In my last post, I said that I was going to avoid this movie, planning to just pass on the advice of one Roger Ebert (in what is the most amazing negative review ever written).
But then I realized, that isn't what my job is. My job is to give you the unvarnished truth on film (and television) as I see it.
That meant I had to go into the dark myself to let you know how close to the truth Roger Ebert's slams could be.
Let me start by saying, pretty close.
In fact, if I had never seen Skyline (or better yet, if cooler heads had prevailed somewhere in Hollywood and Skyline was never made), then I would feel comfortable telling you that Battle: Los Angeles was a terrible, horrible, no good, very bad movie, because, honestly, it was. But because I live in a world where Skyline exists, and, even worse, because I live in a world where I have seen Skyline, I can't help but compare Battle:LA to Skyline, and in that comparison, Battle: LA comes out unquestionably on top.
At least Battle: Los Angeles has a storyline (where as Skyline was basically just a trailer). Granted, the storyline isn't anything amazing or inventive, you can pretty much predict exactly where it is going throughout the whole thing, but it is a story, and that's something that Skyline can't claim.
The acting is pretty terrible, although I don't blame Aaron Eckhart or Michelle Rodriguez or anyone else in the film for that. They don't really ever get a chance to shine.
The dialogue is utterly ridiculous. I was often reminded of the worst dialogue of all time from the first X-Men movie.
For those of you who don't remember it (and still have nightmares), that line is actually in the X-Men movie, and it seems like the writer of Battle: Los Angeles might have thought that that was some genius dialogue, because that is the type of dialogue you can expect in this film.
Don't blame me. It was in the script.
Storm: You know what happens to a Toad when it is struck by lightening?
Storm: The same thing that happens to everything else.

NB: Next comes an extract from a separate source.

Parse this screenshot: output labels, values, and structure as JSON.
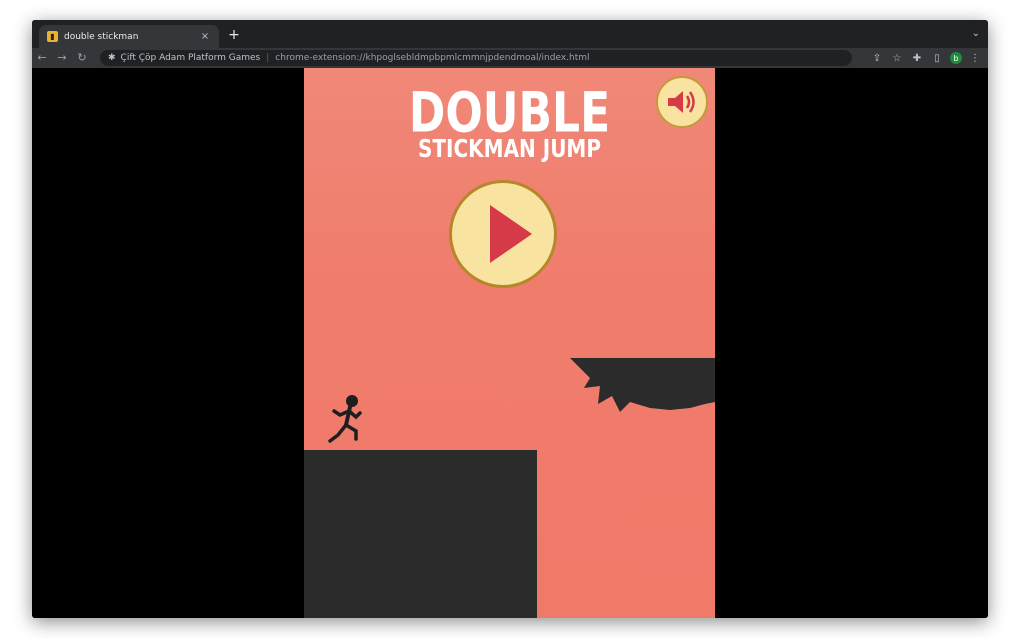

The special effects aren't as terrible as Ebert would have had us believe. But they weren 't great either. And to be honest, there is some massive Michael Bay/Paul Greengrass disease going on in this movie to the point that the camera shakes so much you can't really tell what is going on or what any of the aliens really look like anyway.
And the editing is so frenetic it is often impossible to tell what the hell is going on.
I really can't stand this type of filmmaking. It is such a cheap way to make it "feel like you're really there."
Go watch a James Cameron action scene. You can tell exactly what is going on, where exactly it is happening, and I dare you to tell me that you don't feel like you are right there in the action, even though he isn't shaking the camera like you're riding a wooden rollercoaster.
It really isn't a good movie at all, but it could have been worse; it could have been Skyline.
Until Next Time, the best news is that the movie takes place in Los Angeles in August of this year. And yet a gas station is shown and the gas is at $2.93 per gallon. If the gas is $2.93 in LA, that means it will be much cheaper here. If it takes an alien invasion to get gas to around 2 dollars again, well I say, "WORTH IT!"